How to complete this task: Filter the material below so that only lines containing "JSON" remain.

Raw data:
= Beginning of Section =

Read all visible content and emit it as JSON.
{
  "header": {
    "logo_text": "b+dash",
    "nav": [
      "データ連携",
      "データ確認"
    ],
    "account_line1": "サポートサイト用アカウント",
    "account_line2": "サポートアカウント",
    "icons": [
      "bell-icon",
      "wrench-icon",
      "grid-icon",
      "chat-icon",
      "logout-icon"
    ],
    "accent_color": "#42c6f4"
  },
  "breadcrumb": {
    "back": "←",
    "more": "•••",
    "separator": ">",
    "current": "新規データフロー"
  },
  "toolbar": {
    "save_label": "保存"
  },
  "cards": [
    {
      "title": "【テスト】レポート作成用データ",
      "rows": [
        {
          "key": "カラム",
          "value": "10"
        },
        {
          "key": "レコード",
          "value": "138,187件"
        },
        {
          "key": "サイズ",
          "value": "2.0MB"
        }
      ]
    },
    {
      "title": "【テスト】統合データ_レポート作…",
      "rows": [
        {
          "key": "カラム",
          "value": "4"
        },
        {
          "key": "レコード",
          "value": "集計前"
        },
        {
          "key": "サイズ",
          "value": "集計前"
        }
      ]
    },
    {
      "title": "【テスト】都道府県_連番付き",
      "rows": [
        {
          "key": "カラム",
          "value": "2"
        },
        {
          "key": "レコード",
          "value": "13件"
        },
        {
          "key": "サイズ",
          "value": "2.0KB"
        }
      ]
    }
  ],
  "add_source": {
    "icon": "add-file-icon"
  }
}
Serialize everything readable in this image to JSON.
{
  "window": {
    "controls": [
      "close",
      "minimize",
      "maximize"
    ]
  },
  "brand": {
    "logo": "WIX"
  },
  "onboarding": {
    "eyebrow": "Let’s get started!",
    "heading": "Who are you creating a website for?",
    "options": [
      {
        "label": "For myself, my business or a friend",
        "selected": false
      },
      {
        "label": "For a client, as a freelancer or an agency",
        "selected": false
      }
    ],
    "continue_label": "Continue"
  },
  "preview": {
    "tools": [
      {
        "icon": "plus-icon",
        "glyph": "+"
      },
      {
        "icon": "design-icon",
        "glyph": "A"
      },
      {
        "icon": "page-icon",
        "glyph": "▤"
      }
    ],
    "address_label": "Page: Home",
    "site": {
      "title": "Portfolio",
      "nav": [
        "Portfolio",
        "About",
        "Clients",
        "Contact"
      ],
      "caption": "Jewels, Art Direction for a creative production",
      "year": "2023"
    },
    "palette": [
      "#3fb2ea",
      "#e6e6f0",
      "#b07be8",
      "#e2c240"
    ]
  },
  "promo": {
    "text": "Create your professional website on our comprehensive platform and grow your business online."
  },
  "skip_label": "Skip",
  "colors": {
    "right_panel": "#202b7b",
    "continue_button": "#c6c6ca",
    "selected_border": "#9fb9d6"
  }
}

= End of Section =
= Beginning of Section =

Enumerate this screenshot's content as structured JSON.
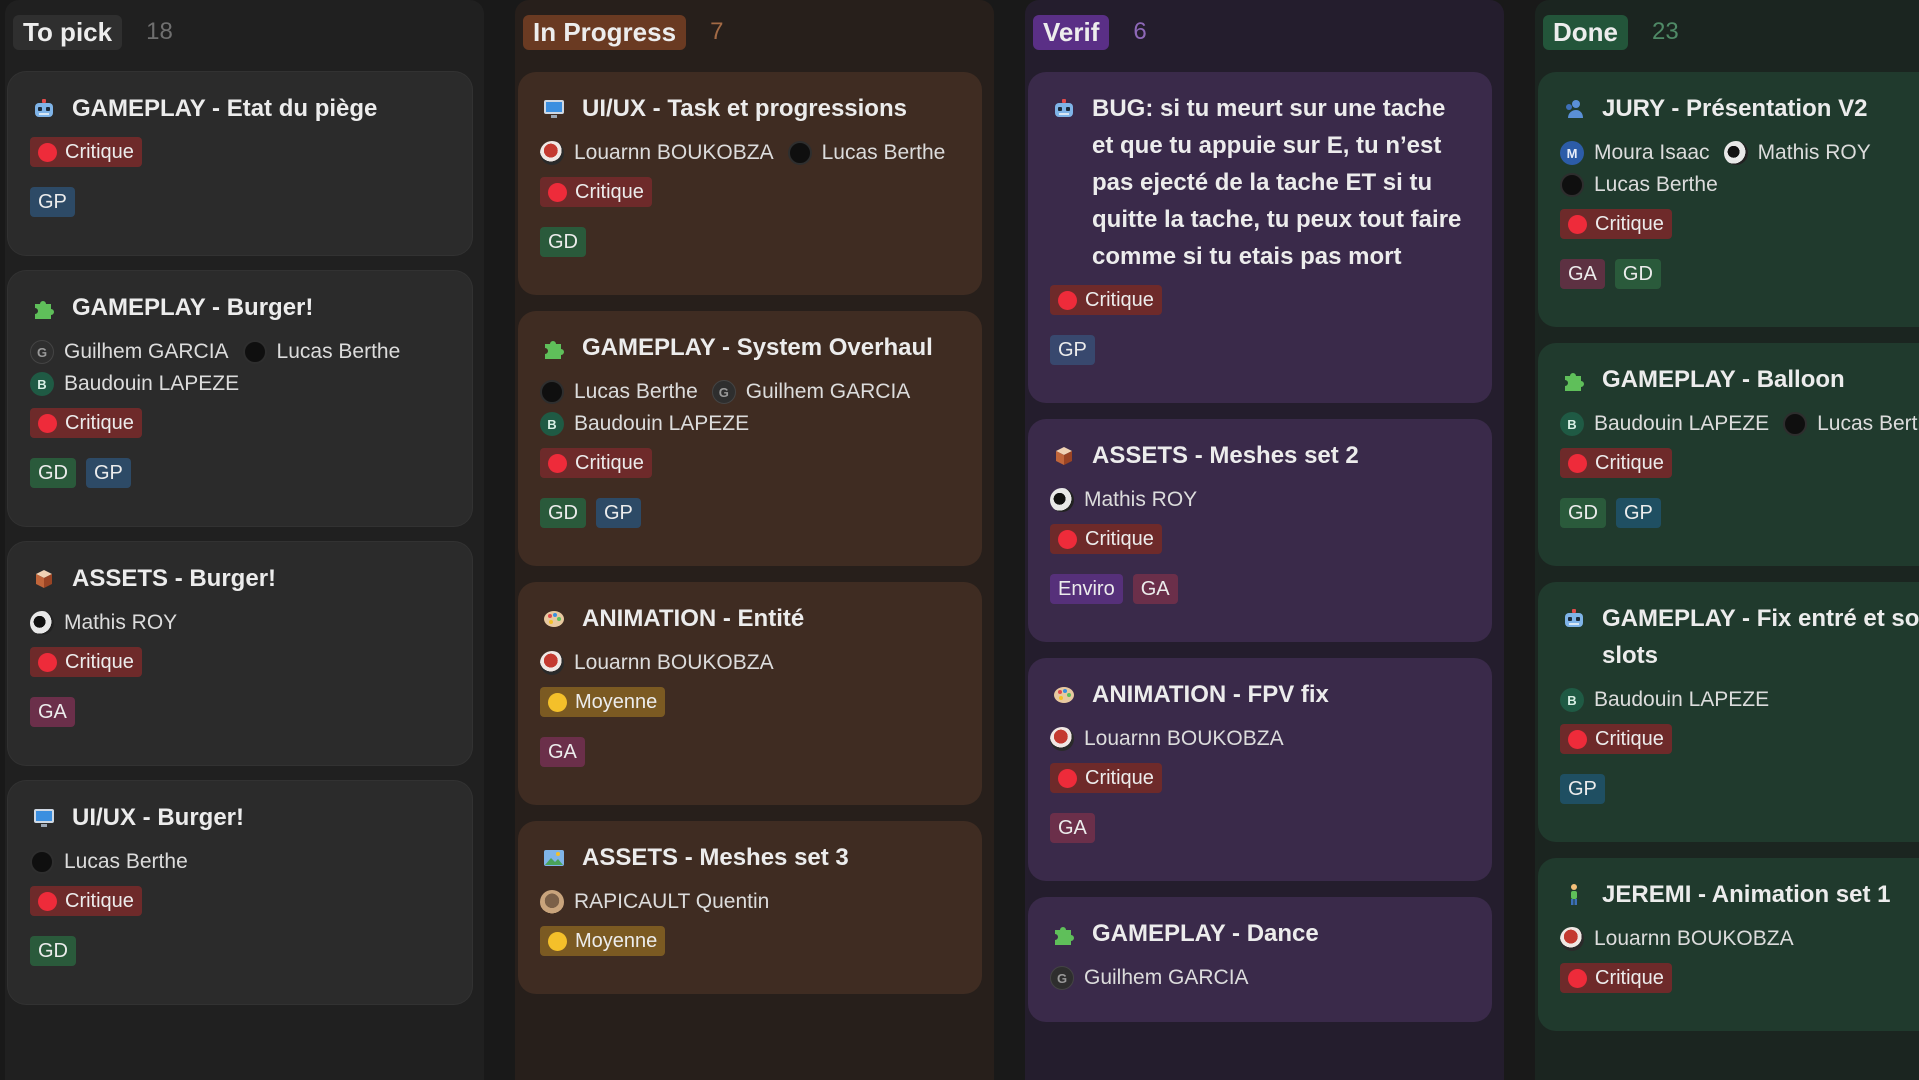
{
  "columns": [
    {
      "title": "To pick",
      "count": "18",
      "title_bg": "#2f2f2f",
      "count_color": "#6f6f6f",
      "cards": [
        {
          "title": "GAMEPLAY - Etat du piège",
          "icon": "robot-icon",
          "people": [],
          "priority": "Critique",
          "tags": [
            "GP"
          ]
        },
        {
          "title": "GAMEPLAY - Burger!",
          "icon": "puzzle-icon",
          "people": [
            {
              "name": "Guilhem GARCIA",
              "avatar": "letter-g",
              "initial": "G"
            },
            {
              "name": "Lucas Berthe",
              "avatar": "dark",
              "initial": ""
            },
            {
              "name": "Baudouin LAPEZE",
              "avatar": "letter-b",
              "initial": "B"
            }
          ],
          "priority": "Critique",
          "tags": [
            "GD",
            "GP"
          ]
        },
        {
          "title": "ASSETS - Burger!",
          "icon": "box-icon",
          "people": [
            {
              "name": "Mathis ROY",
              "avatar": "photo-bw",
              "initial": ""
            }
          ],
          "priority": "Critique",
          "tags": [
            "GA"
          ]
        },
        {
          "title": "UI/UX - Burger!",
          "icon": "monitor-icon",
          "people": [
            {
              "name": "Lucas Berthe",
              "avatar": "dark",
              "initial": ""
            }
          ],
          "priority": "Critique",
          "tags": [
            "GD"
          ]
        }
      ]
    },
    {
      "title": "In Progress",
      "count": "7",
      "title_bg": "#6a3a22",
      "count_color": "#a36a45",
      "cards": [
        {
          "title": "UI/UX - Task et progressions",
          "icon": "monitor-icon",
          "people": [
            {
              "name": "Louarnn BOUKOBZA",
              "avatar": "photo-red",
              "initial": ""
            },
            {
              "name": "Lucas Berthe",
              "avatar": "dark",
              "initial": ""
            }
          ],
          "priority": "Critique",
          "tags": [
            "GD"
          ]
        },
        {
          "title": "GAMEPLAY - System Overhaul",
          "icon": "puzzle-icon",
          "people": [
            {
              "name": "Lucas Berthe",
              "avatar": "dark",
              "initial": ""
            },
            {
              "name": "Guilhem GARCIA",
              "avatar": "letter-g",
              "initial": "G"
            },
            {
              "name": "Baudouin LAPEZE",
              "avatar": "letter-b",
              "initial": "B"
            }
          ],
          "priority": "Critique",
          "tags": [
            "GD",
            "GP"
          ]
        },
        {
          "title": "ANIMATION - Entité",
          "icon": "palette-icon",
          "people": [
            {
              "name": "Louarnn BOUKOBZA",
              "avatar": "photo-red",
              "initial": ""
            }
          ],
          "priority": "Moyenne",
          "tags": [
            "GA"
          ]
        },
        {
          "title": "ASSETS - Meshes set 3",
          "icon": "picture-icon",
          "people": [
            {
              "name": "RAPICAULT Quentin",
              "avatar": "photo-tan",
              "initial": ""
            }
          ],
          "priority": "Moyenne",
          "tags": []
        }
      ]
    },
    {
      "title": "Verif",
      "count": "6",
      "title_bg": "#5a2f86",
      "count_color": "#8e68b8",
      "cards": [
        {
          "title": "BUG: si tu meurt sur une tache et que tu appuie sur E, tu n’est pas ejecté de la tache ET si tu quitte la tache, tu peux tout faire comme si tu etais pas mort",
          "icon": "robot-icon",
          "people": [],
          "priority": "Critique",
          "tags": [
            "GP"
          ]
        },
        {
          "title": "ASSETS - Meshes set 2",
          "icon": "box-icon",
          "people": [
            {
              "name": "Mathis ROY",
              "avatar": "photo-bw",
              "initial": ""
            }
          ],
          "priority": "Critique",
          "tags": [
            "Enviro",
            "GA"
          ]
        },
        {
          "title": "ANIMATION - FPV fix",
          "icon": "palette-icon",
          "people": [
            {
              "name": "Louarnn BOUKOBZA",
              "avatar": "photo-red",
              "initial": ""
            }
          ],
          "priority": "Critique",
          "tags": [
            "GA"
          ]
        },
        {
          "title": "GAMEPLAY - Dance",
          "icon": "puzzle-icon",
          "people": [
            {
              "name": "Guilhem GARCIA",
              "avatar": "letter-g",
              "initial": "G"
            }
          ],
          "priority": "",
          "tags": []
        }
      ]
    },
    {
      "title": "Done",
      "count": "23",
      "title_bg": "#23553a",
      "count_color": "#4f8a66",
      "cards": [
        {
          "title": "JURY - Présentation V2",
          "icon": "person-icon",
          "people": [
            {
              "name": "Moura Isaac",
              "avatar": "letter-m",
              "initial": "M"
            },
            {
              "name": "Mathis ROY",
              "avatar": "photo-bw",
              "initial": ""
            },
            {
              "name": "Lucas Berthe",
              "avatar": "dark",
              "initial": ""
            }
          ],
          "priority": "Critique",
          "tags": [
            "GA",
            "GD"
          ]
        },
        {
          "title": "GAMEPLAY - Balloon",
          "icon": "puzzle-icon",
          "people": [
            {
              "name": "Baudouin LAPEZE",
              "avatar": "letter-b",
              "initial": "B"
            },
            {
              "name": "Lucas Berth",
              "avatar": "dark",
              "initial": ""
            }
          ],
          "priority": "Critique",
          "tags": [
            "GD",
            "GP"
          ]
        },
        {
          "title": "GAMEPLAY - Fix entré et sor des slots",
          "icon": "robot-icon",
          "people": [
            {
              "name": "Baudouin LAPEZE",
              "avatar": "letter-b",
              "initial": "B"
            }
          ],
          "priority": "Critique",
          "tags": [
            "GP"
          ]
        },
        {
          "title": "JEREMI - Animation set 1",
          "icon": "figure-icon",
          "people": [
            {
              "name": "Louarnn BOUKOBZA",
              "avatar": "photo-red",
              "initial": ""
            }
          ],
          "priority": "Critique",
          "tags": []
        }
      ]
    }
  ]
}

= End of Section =
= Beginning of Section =

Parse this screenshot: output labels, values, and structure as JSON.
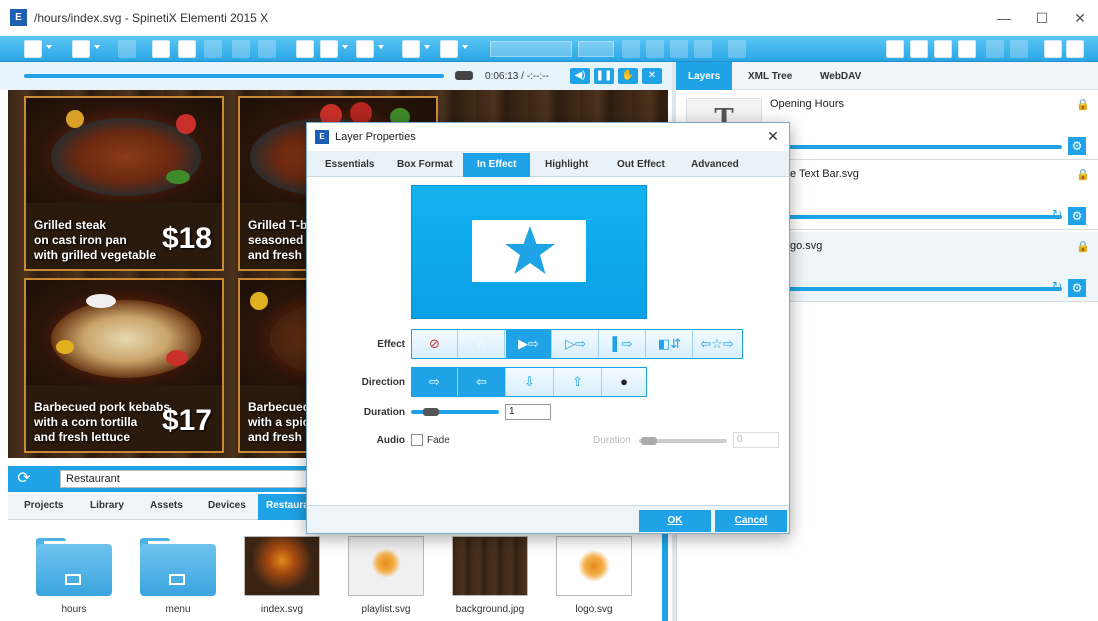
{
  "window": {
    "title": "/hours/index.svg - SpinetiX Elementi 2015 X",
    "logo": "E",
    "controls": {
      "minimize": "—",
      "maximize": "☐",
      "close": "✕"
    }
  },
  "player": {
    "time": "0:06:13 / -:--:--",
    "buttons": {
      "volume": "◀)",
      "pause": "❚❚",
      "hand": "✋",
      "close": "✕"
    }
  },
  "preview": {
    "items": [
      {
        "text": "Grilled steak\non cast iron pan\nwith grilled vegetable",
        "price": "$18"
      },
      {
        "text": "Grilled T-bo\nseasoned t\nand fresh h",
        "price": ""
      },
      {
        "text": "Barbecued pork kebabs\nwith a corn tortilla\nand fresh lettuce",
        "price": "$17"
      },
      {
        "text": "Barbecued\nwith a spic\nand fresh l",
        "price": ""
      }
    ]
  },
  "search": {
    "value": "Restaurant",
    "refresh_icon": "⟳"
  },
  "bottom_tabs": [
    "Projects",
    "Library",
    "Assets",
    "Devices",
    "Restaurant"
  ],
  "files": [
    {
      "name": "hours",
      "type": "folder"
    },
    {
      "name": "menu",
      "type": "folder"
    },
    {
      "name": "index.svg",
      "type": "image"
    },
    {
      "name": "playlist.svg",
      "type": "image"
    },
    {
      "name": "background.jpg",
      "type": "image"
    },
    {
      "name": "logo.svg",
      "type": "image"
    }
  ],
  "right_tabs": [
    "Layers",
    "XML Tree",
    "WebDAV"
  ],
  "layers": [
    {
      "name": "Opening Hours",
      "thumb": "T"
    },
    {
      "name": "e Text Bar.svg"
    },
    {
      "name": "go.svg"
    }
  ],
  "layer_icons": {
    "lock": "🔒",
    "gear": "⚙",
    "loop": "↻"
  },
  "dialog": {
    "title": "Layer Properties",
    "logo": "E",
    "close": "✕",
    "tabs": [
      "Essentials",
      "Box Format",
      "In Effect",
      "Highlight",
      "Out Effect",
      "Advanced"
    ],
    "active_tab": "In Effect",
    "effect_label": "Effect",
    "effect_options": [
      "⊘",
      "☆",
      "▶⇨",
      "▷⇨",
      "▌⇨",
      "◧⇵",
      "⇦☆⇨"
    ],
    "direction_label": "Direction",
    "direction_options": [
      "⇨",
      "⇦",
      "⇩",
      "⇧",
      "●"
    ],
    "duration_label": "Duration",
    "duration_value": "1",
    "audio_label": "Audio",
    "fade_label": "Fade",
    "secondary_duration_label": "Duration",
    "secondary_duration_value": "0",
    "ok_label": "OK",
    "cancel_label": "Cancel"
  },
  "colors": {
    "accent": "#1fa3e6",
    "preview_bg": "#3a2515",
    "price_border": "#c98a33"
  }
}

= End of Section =

Exercise output:
Read all visible content and emit it as JSON.
Serialize everything readable in this image to JSON.
Enumerate this screenshot's content as structured JSON.
Parse this screenshot: output labels, values, and structure as JSON.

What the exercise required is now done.